So far I’m failing to see how any of this relates to New York City, and what the appeal would be for an out-of-towner looking to take a bite out of the Big Apple.
The crowd is a mixture of obnoxious teenagers in the big city from New Jersey and upstate, their faces perpetually buried in their smart phones, no doubt Tweeting their locations and checking themselves in. The others are exhausted-looking parents dragging their toddlers to another brightly-colored cultural landmark. Me, I’m an anomaly here: a disgruntled townie just looking for a place to beat the 100 degree heat. So I take refuge in a chocolate store. Smart.
A towering rotational statue of the red M&M in a disco suit straight out of Saturday Night Fever starring John Travolta looms in the center of the first floor. Hey! That movie took place in Brooklyn. That’s kind of New York-ish, right?
I ask my friend the doorman if it’s all right to take a picture. He scoffs and mumbles, “Hey, man, I don’t give a shit.”
Further in, things get a little more NYC-oriented: little candy banks featuring the M&M’s in taxi cabs, a statue of the yellow M & M scaling the Empire State Building like King Kong and the strangely seductive green M&M (the candy equivalent of Smurfette as she seems to be the only female) dressed up as the Statue of Liberty. There are T-shirts, of course, stating simple locations such as “M&M World, New York.” An M&M Bank penny bank for the bargain price of $24.95? Start saving your pennies now, kids. When you visit New York you’ll need all of them to shop at M&M World.
Strange, I think, for all the time spent in this chocolate-scented dungeon, these disgruntled parents probably could have spent just as much energy taking their kids to the actual Statue of Liberty and seen Ellis Island as a side trip. Isn’t that at least educational?
Truth be told, it looks as if no one knows why they’re here. The kids seem just as confused as their parents. What is M&M World, they must be wondering, and why do we need to be in here now? Can’t we be riding a ferry down the Hudson River? Oh, who cares? There are T-shirts to buy and M&M’s to sort. Twenty-foot tall tubes of color-separated M&M’s are available for visitors to mix and match their own grab bags. I wasn’t aware that this many M&M’s even existed in one place, let alone that this many people were fanatical enough to buy and consume them in such mass quantities.
This is when I realize people aren’t this fanatic about candy. They simply allow themselves to believe so from the hypnotic signs beckoning them here. M&M World is a stroke of twisted genius: A store devoted to a lifestyle no one knew existed until the Mars Company decided to erect a monument to it, and they put it in one of the most pedestrian-heavy places in the world. It’s a move of advertising bravado so ballsy, it can’t help but succeed.
Isn’t Central Park just 10 blocks north, though? The main branch of the New York Public Library is two avenues over, and they filmed Ghostbusters there!
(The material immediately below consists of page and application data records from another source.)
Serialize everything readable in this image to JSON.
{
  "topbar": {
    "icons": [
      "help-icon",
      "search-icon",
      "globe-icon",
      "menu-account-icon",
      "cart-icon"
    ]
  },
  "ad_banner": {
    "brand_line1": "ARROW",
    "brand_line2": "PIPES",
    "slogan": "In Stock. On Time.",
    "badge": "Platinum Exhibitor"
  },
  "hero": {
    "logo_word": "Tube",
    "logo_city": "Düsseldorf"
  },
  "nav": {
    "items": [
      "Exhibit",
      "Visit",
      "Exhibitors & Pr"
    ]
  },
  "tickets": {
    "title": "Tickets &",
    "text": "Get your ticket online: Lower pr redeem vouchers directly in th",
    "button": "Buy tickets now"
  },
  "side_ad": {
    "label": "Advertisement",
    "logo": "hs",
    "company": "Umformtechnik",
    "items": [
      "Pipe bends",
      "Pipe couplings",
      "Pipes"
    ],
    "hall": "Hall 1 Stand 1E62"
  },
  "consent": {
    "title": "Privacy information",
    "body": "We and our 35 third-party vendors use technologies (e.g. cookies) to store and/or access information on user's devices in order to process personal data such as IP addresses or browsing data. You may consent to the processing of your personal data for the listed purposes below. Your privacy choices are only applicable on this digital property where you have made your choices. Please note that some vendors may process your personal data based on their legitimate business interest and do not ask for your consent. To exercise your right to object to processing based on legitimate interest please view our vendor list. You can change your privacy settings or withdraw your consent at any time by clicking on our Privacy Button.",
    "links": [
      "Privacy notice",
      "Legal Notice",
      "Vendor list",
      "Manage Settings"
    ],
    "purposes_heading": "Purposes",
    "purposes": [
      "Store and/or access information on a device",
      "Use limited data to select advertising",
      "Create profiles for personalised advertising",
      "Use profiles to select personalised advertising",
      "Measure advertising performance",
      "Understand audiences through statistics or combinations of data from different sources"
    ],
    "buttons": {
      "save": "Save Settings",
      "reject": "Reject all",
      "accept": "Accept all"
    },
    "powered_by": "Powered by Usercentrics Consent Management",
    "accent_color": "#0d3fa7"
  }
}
The kids love Ghostbusters, right? Well, at the least the kids of my generation did. I stifle nostalgic tears as I reach the elevator, having had enough chocolate by osmosis to last me a good long while.
If I sound bitter, it may just be a bodily reaction to an overdose of corporate-packaged sweetness. As I descend to the ground floor, I overhear a child speaking to his father. I assure you, no artistic license has been taken in the following dialogue exchange.
“Dad, when are we going to do something?”
“What are you talking about, we’re in Times Square!”
“Yeah, but all we’re doing is looking at things and buying things.”
A heavy beat. What will Dad’s counter-argument be?
“Well, let’s go to the Hershey Store across the street.”
Maybe the next generation will get it right.